But they also left their mark on the city in other ways - John helped establish The John Usher Institute of Public Health at the University of Edinburgh, gifting funds to improve public health in the region. Andrew financed several building and harbour construction projects in the nearby coastal village of St Abbs, where he had a home. His most famous lasting memorial however was gifting £100,000 to The City of Edinburgh, for the purpose of creating a venue that ‘should become and remain a centre and attraction to musical artistes and performers and to the citizens of Edinburgh and others...’ Sadly, he never saw the hall that took his name, dying in 1898, 16 years before his dream was realised. The Usher Hall was opened by his widow in 1914 and remains one of the most impressive venues in the city. Despite being built upon the proceeds of Scotch whisky, the hall did not have a bar until the 1980’s!
Whisky in Edinburgh Today – the Story Continues
If you fancy exploring more about the art of blending and creating whisky in Edinburgh today, there’s no shortage of options:
Set within a 180-year-old building next to Holyrood Park and within easy walking distance of the city centre, Holyrood Distillery opened its doors to the public for the first time in July 2019.
As Edinburgh’s first single malt distillery for almost 100 years, they aim to combine craft traditions with bold new flavours. The award-winning visitor centre offers tours, tastings, events, a shop and a courtyard bar.
Situated just 15 miles from Edinburgh in the rolling farmland of East Lothian, Glenkinchie Distillery houses a museum about malt whisky production, an illicit still, a large scale model of a distillery and various other whisky-related displays to grab your attention.
The Scotch Whisky Experience
This 5-star visitor attraction tells the tale of Scotland's national drink. Set up in 1987 to educate visitors to Edinburgh about the joys of Scotch whisky, the Scotch Whisky Experience is now home to the world’s largest private collection of Scotch whisky, held in a glittering vault.
The Scotch Malt Whisky Society
Founded in Edinburgh in 1983, the Scotch Malt Whisky Society members club aims to educate, entertain and share their love of whisky.
The Johnnie Walker Experience
Opening in the summer of 2021, the Johnnie Walker Experience will feature rooftop bars, private dining areas, sensory tasting rooms, personalised tour and tasting experiences and live performance areas.

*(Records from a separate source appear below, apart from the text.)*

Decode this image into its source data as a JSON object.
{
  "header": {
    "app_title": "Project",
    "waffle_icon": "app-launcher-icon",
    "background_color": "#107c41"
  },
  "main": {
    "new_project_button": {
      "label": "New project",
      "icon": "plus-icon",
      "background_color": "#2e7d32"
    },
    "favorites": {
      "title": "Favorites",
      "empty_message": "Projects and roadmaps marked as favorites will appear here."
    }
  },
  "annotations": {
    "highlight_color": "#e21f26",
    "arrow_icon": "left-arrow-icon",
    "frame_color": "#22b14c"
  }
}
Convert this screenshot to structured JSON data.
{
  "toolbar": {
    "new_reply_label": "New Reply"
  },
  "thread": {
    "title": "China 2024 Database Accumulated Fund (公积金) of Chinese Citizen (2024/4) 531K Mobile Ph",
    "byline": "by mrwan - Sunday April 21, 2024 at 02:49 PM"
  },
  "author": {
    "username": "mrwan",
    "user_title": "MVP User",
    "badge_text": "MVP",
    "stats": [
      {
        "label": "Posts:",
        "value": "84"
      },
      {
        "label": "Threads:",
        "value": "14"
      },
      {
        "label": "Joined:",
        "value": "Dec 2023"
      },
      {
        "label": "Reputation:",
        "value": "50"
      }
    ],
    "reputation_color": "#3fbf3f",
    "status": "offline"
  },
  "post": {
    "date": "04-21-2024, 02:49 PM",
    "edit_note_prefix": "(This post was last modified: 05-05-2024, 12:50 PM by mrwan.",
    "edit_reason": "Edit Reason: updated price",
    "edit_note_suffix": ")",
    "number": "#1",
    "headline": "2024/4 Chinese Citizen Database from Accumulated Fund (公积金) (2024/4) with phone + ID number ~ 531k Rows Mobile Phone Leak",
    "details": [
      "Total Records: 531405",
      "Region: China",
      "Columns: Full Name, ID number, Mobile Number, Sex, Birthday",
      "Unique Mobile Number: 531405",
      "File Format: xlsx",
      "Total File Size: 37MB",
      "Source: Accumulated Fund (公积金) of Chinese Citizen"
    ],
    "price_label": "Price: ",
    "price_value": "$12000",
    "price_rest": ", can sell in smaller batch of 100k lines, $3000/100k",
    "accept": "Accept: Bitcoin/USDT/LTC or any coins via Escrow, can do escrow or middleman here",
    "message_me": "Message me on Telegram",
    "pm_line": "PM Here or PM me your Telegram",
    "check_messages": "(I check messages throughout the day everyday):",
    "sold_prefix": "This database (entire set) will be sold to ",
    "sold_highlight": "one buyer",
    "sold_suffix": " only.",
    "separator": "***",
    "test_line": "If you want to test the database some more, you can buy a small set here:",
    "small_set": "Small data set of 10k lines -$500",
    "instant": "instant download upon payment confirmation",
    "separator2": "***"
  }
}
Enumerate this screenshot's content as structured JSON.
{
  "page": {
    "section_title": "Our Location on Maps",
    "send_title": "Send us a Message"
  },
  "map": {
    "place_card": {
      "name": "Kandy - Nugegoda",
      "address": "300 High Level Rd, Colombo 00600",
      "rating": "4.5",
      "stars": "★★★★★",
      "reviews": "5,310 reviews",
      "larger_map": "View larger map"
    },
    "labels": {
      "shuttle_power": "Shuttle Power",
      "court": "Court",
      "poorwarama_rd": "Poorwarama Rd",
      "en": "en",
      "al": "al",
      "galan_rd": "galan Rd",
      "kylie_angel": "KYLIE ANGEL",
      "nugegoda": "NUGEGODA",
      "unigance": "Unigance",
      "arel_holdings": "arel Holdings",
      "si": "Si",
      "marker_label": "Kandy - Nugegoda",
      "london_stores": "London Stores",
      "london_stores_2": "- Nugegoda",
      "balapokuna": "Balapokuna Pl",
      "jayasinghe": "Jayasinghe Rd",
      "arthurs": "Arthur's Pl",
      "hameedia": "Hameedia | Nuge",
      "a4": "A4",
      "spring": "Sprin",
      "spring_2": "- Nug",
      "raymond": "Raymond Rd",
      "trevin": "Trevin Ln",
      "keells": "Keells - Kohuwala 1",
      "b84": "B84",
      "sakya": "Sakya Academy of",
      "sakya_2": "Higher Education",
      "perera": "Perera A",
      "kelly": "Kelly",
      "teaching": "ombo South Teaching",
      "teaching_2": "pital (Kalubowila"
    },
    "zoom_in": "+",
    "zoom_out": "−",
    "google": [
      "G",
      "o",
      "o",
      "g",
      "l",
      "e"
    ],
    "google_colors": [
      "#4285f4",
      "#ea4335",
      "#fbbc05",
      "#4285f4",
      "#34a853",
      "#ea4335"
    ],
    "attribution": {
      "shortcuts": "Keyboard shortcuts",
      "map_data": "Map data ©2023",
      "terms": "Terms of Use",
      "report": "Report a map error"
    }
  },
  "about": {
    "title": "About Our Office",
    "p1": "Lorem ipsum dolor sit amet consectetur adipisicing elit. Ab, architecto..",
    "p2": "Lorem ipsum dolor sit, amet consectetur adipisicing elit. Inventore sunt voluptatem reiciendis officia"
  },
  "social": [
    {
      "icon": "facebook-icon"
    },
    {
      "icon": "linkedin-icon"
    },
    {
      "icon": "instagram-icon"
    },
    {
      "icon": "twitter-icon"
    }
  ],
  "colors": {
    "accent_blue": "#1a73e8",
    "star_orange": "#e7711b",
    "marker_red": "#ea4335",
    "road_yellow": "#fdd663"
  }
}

May is known as 'whisky month' in Scotland, so pour yourself a dram and celebrate Scotland's national drink aka The Water of Life and salute our city’s whisky-infused past!